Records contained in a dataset
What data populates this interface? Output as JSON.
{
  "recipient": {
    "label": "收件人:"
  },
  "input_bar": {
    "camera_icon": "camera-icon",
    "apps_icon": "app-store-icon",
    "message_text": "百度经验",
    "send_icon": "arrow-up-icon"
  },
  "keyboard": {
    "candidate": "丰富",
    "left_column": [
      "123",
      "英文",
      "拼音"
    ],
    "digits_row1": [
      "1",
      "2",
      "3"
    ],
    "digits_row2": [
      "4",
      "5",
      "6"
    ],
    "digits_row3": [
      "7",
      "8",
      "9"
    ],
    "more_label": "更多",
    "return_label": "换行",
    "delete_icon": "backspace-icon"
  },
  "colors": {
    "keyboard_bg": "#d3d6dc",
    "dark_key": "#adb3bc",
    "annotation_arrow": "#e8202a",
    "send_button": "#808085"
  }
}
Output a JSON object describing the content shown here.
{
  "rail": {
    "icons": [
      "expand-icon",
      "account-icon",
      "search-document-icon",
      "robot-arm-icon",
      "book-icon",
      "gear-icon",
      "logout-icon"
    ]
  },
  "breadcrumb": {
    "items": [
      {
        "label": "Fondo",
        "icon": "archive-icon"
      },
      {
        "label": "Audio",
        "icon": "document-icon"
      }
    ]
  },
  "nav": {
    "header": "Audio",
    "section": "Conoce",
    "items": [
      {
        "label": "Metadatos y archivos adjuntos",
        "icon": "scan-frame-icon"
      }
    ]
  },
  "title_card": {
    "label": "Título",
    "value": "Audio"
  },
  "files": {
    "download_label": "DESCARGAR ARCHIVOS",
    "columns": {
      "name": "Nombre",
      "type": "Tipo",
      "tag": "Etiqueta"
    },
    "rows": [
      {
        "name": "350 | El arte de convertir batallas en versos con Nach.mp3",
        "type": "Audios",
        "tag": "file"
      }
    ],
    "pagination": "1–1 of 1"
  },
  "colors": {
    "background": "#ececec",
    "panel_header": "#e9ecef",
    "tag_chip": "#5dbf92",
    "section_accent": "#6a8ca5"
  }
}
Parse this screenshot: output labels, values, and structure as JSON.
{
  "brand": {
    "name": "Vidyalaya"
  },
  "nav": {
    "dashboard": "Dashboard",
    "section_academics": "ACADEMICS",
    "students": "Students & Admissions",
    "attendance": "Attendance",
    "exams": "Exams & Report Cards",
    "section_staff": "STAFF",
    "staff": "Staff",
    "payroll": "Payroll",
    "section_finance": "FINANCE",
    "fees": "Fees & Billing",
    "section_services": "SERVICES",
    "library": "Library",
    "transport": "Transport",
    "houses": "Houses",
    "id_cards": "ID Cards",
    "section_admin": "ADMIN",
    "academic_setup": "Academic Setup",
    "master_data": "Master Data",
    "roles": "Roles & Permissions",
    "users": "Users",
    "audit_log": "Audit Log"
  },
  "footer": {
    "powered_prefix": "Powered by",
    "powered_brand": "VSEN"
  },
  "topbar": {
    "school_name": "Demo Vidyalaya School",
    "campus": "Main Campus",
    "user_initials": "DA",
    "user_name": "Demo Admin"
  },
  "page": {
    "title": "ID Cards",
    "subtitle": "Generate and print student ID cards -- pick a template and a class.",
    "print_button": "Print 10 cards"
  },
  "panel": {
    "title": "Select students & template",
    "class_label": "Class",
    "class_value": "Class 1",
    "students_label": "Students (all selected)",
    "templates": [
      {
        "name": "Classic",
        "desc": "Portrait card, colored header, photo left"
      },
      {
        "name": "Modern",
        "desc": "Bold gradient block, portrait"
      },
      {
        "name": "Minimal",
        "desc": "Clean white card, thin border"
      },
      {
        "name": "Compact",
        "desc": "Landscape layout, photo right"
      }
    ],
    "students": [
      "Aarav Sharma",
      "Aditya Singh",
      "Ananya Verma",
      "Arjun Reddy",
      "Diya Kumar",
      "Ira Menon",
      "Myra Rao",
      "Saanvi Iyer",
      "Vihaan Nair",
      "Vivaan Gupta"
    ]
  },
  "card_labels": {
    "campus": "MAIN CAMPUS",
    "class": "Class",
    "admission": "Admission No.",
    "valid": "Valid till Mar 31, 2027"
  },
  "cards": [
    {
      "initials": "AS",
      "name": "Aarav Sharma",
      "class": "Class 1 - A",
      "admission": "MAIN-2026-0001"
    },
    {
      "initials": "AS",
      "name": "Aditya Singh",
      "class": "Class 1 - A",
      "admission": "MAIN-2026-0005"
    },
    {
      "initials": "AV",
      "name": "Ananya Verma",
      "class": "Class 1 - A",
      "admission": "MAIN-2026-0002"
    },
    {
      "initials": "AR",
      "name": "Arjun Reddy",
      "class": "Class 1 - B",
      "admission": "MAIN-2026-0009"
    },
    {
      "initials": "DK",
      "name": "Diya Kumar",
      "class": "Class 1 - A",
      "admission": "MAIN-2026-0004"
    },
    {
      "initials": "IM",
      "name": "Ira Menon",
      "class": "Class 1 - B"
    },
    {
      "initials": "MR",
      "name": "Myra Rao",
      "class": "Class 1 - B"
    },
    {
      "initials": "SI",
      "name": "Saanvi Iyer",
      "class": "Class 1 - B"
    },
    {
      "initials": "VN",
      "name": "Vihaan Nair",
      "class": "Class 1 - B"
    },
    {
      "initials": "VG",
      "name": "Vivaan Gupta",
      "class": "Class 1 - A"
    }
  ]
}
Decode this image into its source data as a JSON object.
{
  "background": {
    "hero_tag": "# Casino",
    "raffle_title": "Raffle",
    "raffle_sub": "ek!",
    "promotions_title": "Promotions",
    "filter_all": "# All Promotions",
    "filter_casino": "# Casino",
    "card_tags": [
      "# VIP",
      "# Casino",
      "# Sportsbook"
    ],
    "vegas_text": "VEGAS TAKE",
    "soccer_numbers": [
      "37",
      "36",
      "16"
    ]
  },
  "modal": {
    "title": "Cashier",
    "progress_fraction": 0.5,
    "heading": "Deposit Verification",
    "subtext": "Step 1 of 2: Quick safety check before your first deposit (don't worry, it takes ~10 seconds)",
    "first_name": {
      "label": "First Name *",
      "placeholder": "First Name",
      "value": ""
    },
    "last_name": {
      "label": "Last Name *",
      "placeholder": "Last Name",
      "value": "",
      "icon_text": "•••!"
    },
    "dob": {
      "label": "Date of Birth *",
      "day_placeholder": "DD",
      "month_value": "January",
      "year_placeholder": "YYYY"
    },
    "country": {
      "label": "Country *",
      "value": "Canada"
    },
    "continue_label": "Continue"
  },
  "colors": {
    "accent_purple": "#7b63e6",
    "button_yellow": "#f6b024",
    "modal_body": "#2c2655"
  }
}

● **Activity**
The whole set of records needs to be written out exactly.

● **Answer to the problem**
What data populates this interface? Output as JSON.
{
  "recipient": {
    "label": "收件人:"
  },
  "input_bar": {
    "camera_icon": "camera-icon",
    "apps_icon": "app-store-icon",
    "message_text": "百度经验",
    "send_icon": "arrow-up-icon"
  },
  "keyboard": {
    "candidate": "丰富",
    "left_column": [
      "123",
      "英文",
      "拼音"
    ],
    "digits_row1": [
      "1",
      "2",
      "3"
    ],
    "digits_row2": [
      "4",
      "5",
      "6"
    ],
    "digits_row3": [
      "7",
      "8",
      "9"
    ],
    "more_label": "更多",
    "return_label": "换行",
    "delete_icon": "backspace-icon"
  },
  "colors": {
    "keyboard_bg": "#d3d6dc",
    "dark_key": "#adb3bc",
    "annotation_arrow": "#e8202a",
    "send_button": "#808085"
  }
}
Output a JSON object describing the content shown here.
{
  "rail": {
    "icons": [
      "expand-icon",
      "account-icon",
      "search-document-icon",
      "robot-arm-icon",
      "book-icon",
      "gear-icon",
      "logout-icon"
    ]
  },
  "breadcrumb": {
    "items": [
      {
        "label": "Fondo",
        "icon": "archive-icon"
      },
      {
        "label": "Audio",
        "icon": "document-icon"
      }
    ]
  },
  "nav": {
    "header": "Audio",
    "section": "Conoce",
    "items": [
      {
        "label": "Metadatos y archivos adjuntos",
        "icon": "scan-frame-icon"
      }
    ]
  },
  "title_card": {
    "label": "Título",
    "value": "Audio"
  },
  "files": {
    "download_label": "DESCARGAR ARCHIVOS",
    "columns": {
      "name": "Nombre",
      "type": "Tipo",
      "tag": "Etiqueta"
    },
    "rows": [
      {
        "name": "350 | El arte de convertir batallas en versos con Nach.mp3",
        "type": "Audios",
        "tag": "file"
      }
    ],
    "pagination": "1–1 of 1"
  },
  "colors": {
    "background": "#ececec",
    "panel_header": "#e9ecef",
    "tag_chip": "#5dbf92",
    "section_accent": "#6a8ca5"
  }
}
Parse this screenshot: output labels, values, and structure as JSON.
{
  "brand": {
    "name": "Vidyalaya"
  },
  "nav": {
    "dashboard": "Dashboard",
    "section_academics": "ACADEMICS",
    "students": "Students & Admissions",
    "attendance": "Attendance",
    "exams": "Exams & Report Cards",
    "section_staff": "STAFF",
    "staff": "Staff",
    "payroll": "Payroll",
    "section_finance": "FINANCE",
    "fees": "Fees & Billing",
    "section_services": "SERVICES",
    "library": "Library",
    "transport": "Transport",
    "houses": "Houses",
    "id_cards": "ID Cards",
    "section_admin": "ADMIN",
    "academic_setup": "Academic Setup",
    "master_data": "Master Data",
    "roles": "Roles & Permissions",
    "users": "Users",
    "audit_log": "Audit Log"
  },
  "footer": {
    "powered_prefix": "Powered by",
    "powered_brand": "VSEN"
  },
  "topbar": {
    "school_name": "Demo Vidyalaya School",
    "campus": "Main Campus",
    "user_initials": "DA",
    "user_name": "Demo Admin"
  },
  "page": {
    "title": "ID Cards",
    "subtitle": "Generate and print student ID cards -- pick a template and a class.",
    "print_button": "Print 10 cards"
  },
  "panel": {
    "title": "Select students & template",
    "class_label": "Class",
    "class_value": "Class 1",
    "students_label": "Students (all selected)",
    "templates": [
      {
        "name": "Classic",
        "desc": "Portrait card, colored header, photo left"
      },
      {
        "name": "Modern",
        "desc": "Bold gradient block, portrait"
      },
      {
        "name": "Minimal",
        "desc": "Clean white card, thin border"
      },
      {
        "name": "Compact",
        "desc": "Landscape layout, photo right"
      }
    ],
    "students": [
      "Aarav Sharma",
      "Aditya Singh",
      "Ananya Verma",
      "Arjun Reddy",
      "Diya Kumar",
      "Ira Menon",
      "Myra Rao",
      "Saanvi Iyer",
      "Vihaan Nair",
      "Vivaan Gupta"
    ]
  },
  "card_labels": {
    "campus": "MAIN CAMPUS",
    "class": "Class",
    "admission": "Admission No.",
    "valid": "Valid till Mar 31, 2027"
  },
  "cards": [
    {
      "initials": "AS",
      "name": "Aarav Sharma",
      "class": "Class 1 - A",
      "admission": "MAIN-2026-0001"
    },
    {
      "initials": "AS",
      "name": "Aditya Singh",
      "class": "Class 1 - A",
      "admission": "MAIN-2026-0005"
    },
    {
      "initials": "AV",
      "name": "Ananya Verma",
      "class": "Class 1 - A",
      "admission": "MAIN-2026-0002"
    },
    {
      "initials": "AR",
      "name": "Arjun Reddy",
      "class": "Class 1 - B",
      "admission": "MAIN-2026-0009"
    },
    {
      "initials": "DK",
      "name": "Diya Kumar",
      "class": "Class 1 - A",
      "admission": "MAIN-2026-0004"
    },
    {
      "initials": "IM",
      "name": "Ira Menon",
      "class": "Class 1 - B"
    },
    {
      "initials": "MR",
      "name": "Myra Rao",
      "class": "Class 1 - B"
    },
    {
      "initials": "SI",
      "name": "Saanvi Iyer",
      "class": "Class 1 - B"
    },
    {
      "initials": "VN",
      "name": "Vihaan Nair",
      "class": "Class 1 - B"
    },
    {
      "initials": "VG",
      "name": "Vivaan Gupta",
      "class": "Class 1 - A"
    }
  ]
}
Decode this image into its source data as a JSON object.
{
  "background": {
    "hero_tag": "# Casino",
    "raffle_title": "Raffle",
    "raffle_sub": "ek!",
    "promotions_title": "Promotions",
    "filter_all": "# All Promotions",
    "filter_casino": "# Casino",
    "card_tags": [
      "# VIP",
      "# Casino",
      "# Sportsbook"
    ],
    "vegas_text": "VEGAS TAKE",
    "soccer_numbers": [
      "37",
      "36",
      "16"
    ]
  },
  "modal": {
    "title": "Cashier",
    "progress_fraction": 0.5,
    "heading": "Deposit Verification",
    "subtext": "Step 1 of 2: Quick safety check before your first deposit (don't worry, it takes ~10 seconds)",
    "first_name": {
      "label": "First Name *",
      "placeholder": "First Name",
      "value": ""
    },
    "last_name": {
      "label": "Last Name *",
      "placeholder": "Last Name",
      "value": "",
      "icon_text": "•••!"
    },
    "dob": {
      "label": "Date of Birth *",
      "day_placeholder": "DD",
      "month_value": "January",
      "year_placeholder": "YYYY"
    },
    "country": {
      "label": "Country *",
      "value": "Canada"
    },
    "continue_label": "Continue"
  },
  "colors": {
    "accent_purple": "#7b63e6",
    "button_yellow": "#f6b024",
    "modal_body": "#2c2655"
  }
}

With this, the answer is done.